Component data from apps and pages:
"""
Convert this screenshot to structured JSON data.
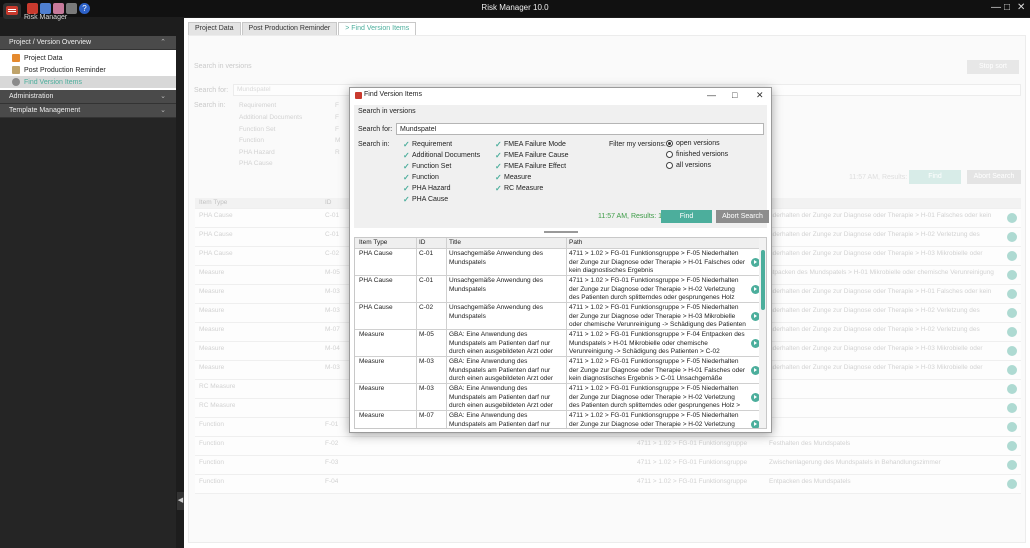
{
  "window": {
    "title": "Risk Manager  10.0",
    "app_name": "Risk Manager"
  },
  "sidebar": {
    "sections": [
      {
        "label": "Project / Version Overview",
        "expanded": true
      },
      {
        "label": "Administration",
        "expanded": false
      },
      {
        "label": "Template Management",
        "expanded": false
      }
    ],
    "items": [
      {
        "label": "Project Data",
        "active": false
      },
      {
        "label": "Post Production Reminder",
        "active": false
      },
      {
        "label": "Find Version Items",
        "active": true
      }
    ]
  },
  "tabs": [
    {
      "label": "Project Data",
      "active": false
    },
    {
      "label": "Post Production Reminder",
      "active": false
    },
    {
      "label": "> Find Version Items",
      "active": true
    }
  ],
  "background": {
    "section_title": "Search in versions",
    "stop_sort": "Stop sort",
    "search_for_label": "Search for:",
    "search_value": "Mundspatel",
    "search_in_label": "Search in:",
    "checks": [
      "Requirement",
      "Additional Documents",
      "Function Set",
      "Function",
      "PHA Hazard",
      "PHA Cause"
    ],
    "checks_col2": [
      "F",
      "F",
      "F",
      "M",
      "R"
    ],
    "status": "11:57 AM, Results: 16",
    "find": "Find",
    "abort": "Abort Search",
    "grid": {
      "headers": [
        "Item Type",
        "ID"
      ],
      "rows": [
        [
          "PHA Cause",
          "C-01",
          "nderhalten der Zunge zur Diagnose oder Therapie > H-01 Falsches oder kein"
        ],
        [
          "PHA Cause",
          "C-01",
          "nderhalten der Zunge zur Diagnose oder Therapie > H-02 Verletzung des"
        ],
        [
          "PHA Cause",
          "C-02",
          "nderhalten der Zunge zur Diagnose oder Therapie > H-03 Mikrobielle oder"
        ],
        [
          "Measure",
          "M-05",
          "ntpacken des Mundspatels > H-01 Mikrobielle oder chemische Verunreinigung"
        ],
        [
          "Measure",
          "M-03",
          "nderhalten der Zunge zur Diagnose oder Therapie > H-01 Falsches oder kein"
        ],
        [
          "Measure",
          "M-03",
          "nderhalten der Zunge zur Diagnose oder Therapie > H-02 Verletzung des"
        ],
        [
          "Measure",
          "M-07",
          "nderhalten der Zunge zur Diagnose oder Therapie > H-02 Verletzung des"
        ],
        [
          "Measure",
          "M-04",
          "nderhalten der Zunge zur Diagnose oder Therapie > H-03 Mikrobielle oder"
        ],
        [
          "Measure",
          "M-03",
          "nderhalten der Zunge zur Diagnose oder Therapie > H-03 Mikrobielle oder"
        ],
        [
          "RC Measure",
          "",
          ""
        ],
        [
          "RC Measure",
          "",
          ""
        ],
        [
          "Function",
          "F-01",
          ""
        ],
        [
          "Function",
          "F-02",
          "Festhalten des Mundspatels"
        ],
        [
          "Function",
          "F-03",
          "Zwischenlagerung des Mundspatels in Behandlungszimmer"
        ],
        [
          "Function",
          "F-04",
          "Entpacken des Mundspatels"
        ]
      ],
      "paths": [
        "",
        "",
        "",
        "",
        "",
        "",
        "",
        "",
        "",
        "",
        "",
        "",
        "4711 > 1.02 > FG-01 Funktionsgruppe",
        "4711 > 1.02 > FG-01 Funktionsgruppe",
        "4711 > 1.02 > FG-01 Funktionsgruppe"
      ]
    }
  },
  "dialog": {
    "title": "Find Version Items",
    "section_title": "Search in versions",
    "search_for_label": "Search for:",
    "search_value": "Mundspatel",
    "search_in_label": "Search in:",
    "checks_col1": [
      "Requirement",
      "Additional Documents",
      "Function Set",
      "Function",
      "PHA Hazard",
      "PHA Cause"
    ],
    "checks_col2": [
      "FMEA Failure Mode",
      "FMEA Failure Cause",
      "FMEA Failure Effect",
      "Measure",
      "RC Measure"
    ],
    "filter_label": "Filter my versions:",
    "filter_options": [
      {
        "label": "open versions",
        "selected": true
      },
      {
        "label": "finished versions",
        "selected": false
      },
      {
        "label": "all versions",
        "selected": false
      }
    ],
    "status": "11:57 AM, Results: 16",
    "find": "Find",
    "abort": "Abort Search",
    "results": {
      "headers": [
        "Item Type",
        "ID",
        "Title",
        "Path"
      ],
      "rows": [
        {
          "type": "PHA Cause",
          "id": "C-01",
          "title": "Unsachgemäße Anwendung des Mundspatels",
          "path": "4711 > 1.02 > FG-01 Funktionsgruppe > F-05 Niederhalten der Zunge zur Diagnose oder Therapie > H-01 Falsches oder kein diagnostisches Ergebnis"
        },
        {
          "type": "PHA Cause",
          "id": "C-01",
          "title": "Unsachgemäße Anwendung des Mundspatels",
          "path": "4711 > 1.02 > FG-01 Funktionsgruppe > F-05 Niederhalten der Zunge zur Diagnose oder Therapie > H-02 Verletzung des Patienten durch splitterndes oder gesprungenes Holz"
        },
        {
          "type": "PHA Cause",
          "id": "C-02",
          "title": "Unsachgemäße Anwendung des Mundspatels",
          "path": "4711 > 1.02 > FG-01 Funktionsgruppe > F-05 Niederhalten der Zunge zur Diagnose oder Therapie > H-03 Mikrobielle oder chemische Verunreinigung -> Schädigung des Patienten"
        },
        {
          "type": "Measure",
          "id": "M-05",
          "title": "GBA: Eine Anwendung des Mundspatels am Patienten darf nur durch einen ausgebildeten Arzt oder Person mit ver...",
          "path": "4711 > 1.02 > FG-01 Funktionsgruppe > F-04 Entpacken des Mundspatels > H-01 Mikrobielle oder chemische Verunreinigung -> Schädigung des Patienten > C-02 Unsach..."
        },
        {
          "type": "Measure",
          "id": "M-03",
          "title": "GBA: Eine Anwendung des Mundspatels am Patienten darf nur durch einen ausgebildeten Arzt oder Person mit ver...",
          "path": "4711 > 1.02 > FG-01 Funktionsgruppe > F-05 Niederhalten der Zunge zur Diagnose oder Therapie > H-01 Falsches oder kein diagnostisches Ergebnis > C-01 Unsachgemäße Anwen..."
        },
        {
          "type": "Measure",
          "id": "M-03",
          "title": "GBA: Eine Anwendung des Mundspatels am Patienten darf nur durch einen ausgebildeten Arzt oder Person mit ver...",
          "path": "4711 > 1.02 > FG-01 Funktionsgruppe > F-05 Niederhalten der Zunge zur Diagnose oder Therapie > H-02 Verletzung des Patienten durch splitterndes oder gesprungenes Holz > C-01..."
        },
        {
          "type": "Measure",
          "id": "M-07",
          "title": "GBA: Eine Anwendung des Mundspatels am Patienten darf nur durch einen",
          "path": "4711 > 1.02 > FG-01 Funktionsgruppe > F-05 Niederhalten der Zunge zur Diagnose oder Therapie > H-02 Verletzung des"
        }
      ]
    }
  },
  "colors": {
    "accent": "#4cae9c",
    "status_green": "#3c9b46",
    "brand_red": "#c93a2e"
  }
}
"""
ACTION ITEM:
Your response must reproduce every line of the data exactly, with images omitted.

EXERCISE SOLUTION:
Convert this screenshot to structured JSON data.
{
  "window": {
    "title": "Risk Manager  10.0",
    "app_name": "Risk Manager"
  },
  "sidebar": {
    "sections": [
      {
        "label": "Project / Version Overview",
        "expanded": true
      },
      {
        "label": "Administration",
        "expanded": false
      },
      {
        "label": "Template Management",
        "expanded": false
      }
    ],
    "items": [
      {
        "label": "Project Data",
        "active": false
      },
      {
        "label": "Post Production Reminder",
        "active": false
      },
      {
        "label": "Find Version Items",
        "active": true
      }
    ]
  },
  "tabs": [
    {
      "label": "Project Data",
      "active": false
    },
    {
      "label": "Post Production Reminder",
      "active": false
    },
    {
      "label": "> Find Version Items",
      "active": true
    }
  ],
  "background": {
    "section_title": "Search in versions",
    "stop_sort": "Stop sort",
    "search_for_label": "Search for:",
    "search_value": "Mundspatel",
    "search_in_label": "Search in:",
    "checks": [
      "Requirement",
      "Additional Documents",
      "Function Set",
      "Function",
      "PHA Hazard",
      "PHA Cause"
    ],
    "checks_col2": [
      "F",
      "F",
      "F",
      "M",
      "R"
    ],
    "status": "11:57 AM, Results: 16",
    "find": "Find",
    "abort": "Abort Search",
    "grid": {
      "headers": [
        "Item Type",
        "ID"
      ],
      "rows": [
        [
          "PHA Cause",
          "C-01",
          "nderhalten der Zunge zur Diagnose oder Therapie > H-01 Falsches oder kein"
        ],
        [
          "PHA Cause",
          "C-01",
          "nderhalten der Zunge zur Diagnose oder Therapie > H-02 Verletzung des"
        ],
        [
          "PHA Cause",
          "C-02",
          "nderhalten der Zunge zur Diagnose oder Therapie > H-03 Mikrobielle oder"
        ],
        [
          "Measure",
          "M-05",
          "ntpacken des Mundspatels > H-01 Mikrobielle oder chemische Verunreinigung"
        ],
        [
          "Measure",
          "M-03",
          "nderhalten der Zunge zur Diagnose oder Therapie > H-01 Falsches oder kein"
        ],
        [
          "Measure",
          "M-03",
          "nderhalten der Zunge zur Diagnose oder Therapie > H-02 Verletzung des"
        ],
        [
          "Measure",
          "M-07",
          "nderhalten der Zunge zur Diagnose oder Therapie > H-02 Verletzung des"
        ],
        [
          "Measure",
          "M-04",
          "nderhalten der Zunge zur Diagnose oder Therapie > H-03 Mikrobielle oder"
        ],
        [
          "Measure",
          "M-03",
          "nderhalten der Zunge zur Diagnose oder Therapie > H-03 Mikrobielle oder"
        ],
        [
          "RC Measure",
          "",
          ""
        ],
        [
          "RC Measure",
          "",
          ""
        ],
        [
          "Function",
          "F-01",
          ""
        ],
        [
          "Function",
          "F-02",
          "Festhalten des Mundspatels"
        ],
        [
          "Function",
          "F-03",
          "Zwischenlagerung des Mundspatels in Behandlungszimmer"
        ],
        [
          "Function",
          "F-04",
          "Entpacken des Mundspatels"
        ]
      ],
      "paths": [
        "",
        "",
        "",
        "",
        "",
        "",
        "",
        "",
        "",
        "",
        "",
        "",
        "4711 > 1.02 > FG-01 Funktionsgruppe",
        "4711 > 1.02 > FG-01 Funktionsgruppe",
        "4711 > 1.02 > FG-01 Funktionsgruppe"
      ]
    }
  },
  "dialog": {
    "title": "Find Version Items",
    "section_title": "Search in versions",
    "search_for_label": "Search for:",
    "search_value": "Mundspatel",
    "search_in_label": "Search in:",
    "checks_col1": [
      "Requirement",
      "Additional Documents",
      "Function Set",
      "Function",
      "PHA Hazard",
      "PHA Cause"
    ],
    "checks_col2": [
      "FMEA Failure Mode",
      "FMEA Failure Cause",
      "FMEA Failure Effect",
      "Measure",
      "RC Measure"
    ],
    "filter_label": "Filter my versions:",
    "filter_options": [
      {
        "label": "open versions",
        "selected": true
      },
      {
        "label": "finished versions",
        "selected": false
      },
      {
        "label": "all versions",
        "selected": false
      }
    ],
    "status": "11:57 AM, Results: 16",
    "find": "Find",
    "abort": "Abort Search",
    "results": {
      "headers": [
        "Item Type",
        "ID",
        "Title",
        "Path"
      ],
      "rows": [
        {
          "type": "PHA Cause",
          "id": "C-01",
          "title": "Unsachgemäße Anwendung des Mundspatels",
          "path": "4711 > 1.02 > FG-01 Funktionsgruppe > F-05 Niederhalten der Zunge zur Diagnose oder Therapie > H-01 Falsches oder kein diagnostisches Ergebnis"
        },
        {
          "type": "PHA Cause",
          "id": "C-01",
          "title": "Unsachgemäße Anwendung des Mundspatels",
          "path": "4711 > 1.02 > FG-01 Funktionsgruppe > F-05 Niederhalten der Zunge zur Diagnose oder Therapie > H-02 Verletzung des Patienten durch splitterndes oder gesprungenes Holz"
        },
        {
          "type": "PHA Cause",
          "id": "C-02",
          "title": "Unsachgemäße Anwendung des Mundspatels",
          "path": "4711 > 1.02 > FG-01 Funktionsgruppe > F-05 Niederhalten der Zunge zur Diagnose oder Therapie > H-03 Mikrobielle oder chemische Verunreinigung -> Schädigung des Patienten"
        },
        {
          "type": "Measure",
          "id": "M-05",
          "title": "GBA: Eine Anwendung des Mundspatels am Patienten darf nur durch einen ausgebildeten Arzt oder Person mit ver...",
          "path": "4711 > 1.02 > FG-01 Funktionsgruppe > F-04 Entpacken des Mundspatels > H-01 Mikrobielle oder chemische Verunreinigung -> Schädigung des Patienten > C-02 Unsach..."
        },
        {
          "type": "Measure",
          "id": "M-03",
          "title": "GBA: Eine Anwendung des Mundspatels am Patienten darf nur durch einen ausgebildeten Arzt oder Person mit ver...",
          "path": "4711 > 1.02 > FG-01 Funktionsgruppe > F-05 Niederhalten der Zunge zur Diagnose oder Therapie > H-01 Falsches oder kein diagnostisches Ergebnis > C-01 Unsachgemäße Anwen..."
        },
        {
          "type": "Measure",
          "id": "M-03",
          "title": "GBA: Eine Anwendung des Mundspatels am Patienten darf nur durch einen ausgebildeten Arzt oder Person mit ver...",
          "path": "4711 > 1.02 > FG-01 Funktionsgruppe > F-05 Niederhalten der Zunge zur Diagnose oder Therapie > H-02 Verletzung des Patienten durch splitterndes oder gesprungenes Holz > C-01..."
        },
        {
          "type": "Measure",
          "id": "M-07",
          "title": "GBA: Eine Anwendung des Mundspatels am Patienten darf nur durch einen",
          "path": "4711 > 1.02 > FG-01 Funktionsgruppe > F-05 Niederhalten der Zunge zur Diagnose oder Therapie > H-02 Verletzung des"
        }
      ]
    }
  },
  "colors": {
    "accent": "#4cae9c",
    "status_green": "#3c9b46",
    "brand_red": "#c93a2e"
  }
}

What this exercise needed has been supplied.